With puppets and masked figures galore, this unique adaptation of Hugo’s classic novel tells the tragedy of Quasimodo and Esmeralda with flair, transforming this tale of outcasts into a modern-day spectacle of both comedy and tragedy. Besides the mixed use of various theatrical devices, Redmoon has reimagined the story in other ways. Most notably, they have added the character of Victor Hugo himself, who guides the audience through this new version, even interjecting at points to protest the production’s bizarre, sometimes anachronistic changes. Director Leslie Buxbaum Danzig emphasizes that their production definitely is not any old direct translation of the novel. “Normally Redmoon’s work is visually quite spectacular,” she said, “and this is an incredible visual context. I am confident that it will be quite powerful.”

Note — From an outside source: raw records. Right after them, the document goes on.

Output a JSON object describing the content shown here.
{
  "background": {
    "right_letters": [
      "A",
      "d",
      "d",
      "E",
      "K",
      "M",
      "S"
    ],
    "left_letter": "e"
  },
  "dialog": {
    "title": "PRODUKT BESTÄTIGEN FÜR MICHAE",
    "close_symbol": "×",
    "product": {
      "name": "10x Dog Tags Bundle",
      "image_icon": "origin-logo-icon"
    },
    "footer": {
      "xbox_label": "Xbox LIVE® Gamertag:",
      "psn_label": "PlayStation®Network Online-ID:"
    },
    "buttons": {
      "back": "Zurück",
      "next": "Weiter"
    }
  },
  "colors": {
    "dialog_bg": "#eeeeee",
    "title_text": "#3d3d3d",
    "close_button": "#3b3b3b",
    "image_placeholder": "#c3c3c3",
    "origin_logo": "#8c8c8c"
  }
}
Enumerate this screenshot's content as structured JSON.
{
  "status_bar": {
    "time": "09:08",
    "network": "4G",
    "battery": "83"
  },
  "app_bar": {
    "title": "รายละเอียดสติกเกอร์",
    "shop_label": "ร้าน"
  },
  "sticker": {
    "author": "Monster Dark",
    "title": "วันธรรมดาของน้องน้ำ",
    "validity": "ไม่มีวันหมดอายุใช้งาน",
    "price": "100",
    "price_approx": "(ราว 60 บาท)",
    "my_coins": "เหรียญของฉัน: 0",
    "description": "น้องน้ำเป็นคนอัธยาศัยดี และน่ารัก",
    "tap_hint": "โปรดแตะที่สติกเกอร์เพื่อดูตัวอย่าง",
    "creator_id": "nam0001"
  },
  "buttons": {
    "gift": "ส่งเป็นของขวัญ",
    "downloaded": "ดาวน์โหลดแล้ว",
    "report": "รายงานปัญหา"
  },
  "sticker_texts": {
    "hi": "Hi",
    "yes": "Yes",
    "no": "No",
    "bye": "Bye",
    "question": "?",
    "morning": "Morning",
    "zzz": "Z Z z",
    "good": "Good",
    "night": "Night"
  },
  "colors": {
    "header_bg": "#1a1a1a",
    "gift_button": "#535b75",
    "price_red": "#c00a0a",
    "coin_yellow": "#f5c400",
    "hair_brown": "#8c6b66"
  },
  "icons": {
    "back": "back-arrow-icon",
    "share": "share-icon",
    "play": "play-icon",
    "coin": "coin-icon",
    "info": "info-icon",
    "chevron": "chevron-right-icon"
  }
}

Both Danzig and Hunter believe that Hunchback will provide the audience with a meaningful experience. To Danzig, the show speaks about alienation in a compelling way. “I think, at heart, the show is about different ways of being trapped: trapped by desire, and trapped by bodies that betray the beauty of our insides; and the power of those kinds of traps—both those that others set for us, and those that we set for ourselves.” The story is so rich that there is room for multiple interpretations, and yet, as Hunter proposes, the play loses none of its emotional power because of this complexity. “Every time we mount the production, people get different resonance. It’s a story about some universal themes. It’s an at-times abrasive piece about outsiders…and it’s stood the test of time. It appeals to our sense of humanity regardless of the era. It never gets old…It’s one of those epic tales that really touches people on so many points.”

In addition, Brochu notes that Hunchback’s story also explores themes relevant to the Chapel. “Hugo’s concern with social justice, and his descriptions of religious fanaticism, echo Rockefeller’s own role in encouraging students and the community to seek, to question, and to pursue justice and spirituality in countless ways both traditional and unique.” The partnership has also resulted in some rather unexpected benefits: the formation of five paid Redmoon internship opportunities for TAPS students.

Redmoon has performed the play twice before, the first time in collaboration with Steppenwolf Theatre in 2000, but Danzig suggests that this show will be special because of the setting. She argues that this will make the show more emotionally moving and more beautiful: “To do this incredible play surrounded by an architecture that also inspires awe is really exciting.” Danzig plans to take advantage of the setting and adapt the performance to the space, rather than adapting the space to the performance, because she wants the sense of place to remain strong in this site-specific piece: “The important thing is letting the site have the power to impact the work.”

Danzig believes that performing the play in a non-theatrical space is worth the difficulties that go along with this kind of experimentation. Discussing the hardships of adapting location-specific lighting and staging to Rockefeller, Danzig expresses hope in spite of a somewhat frazzled feeling: “We’re problem-solving in the best possible way. Once the practical work is done, we’ll see the magic happen.”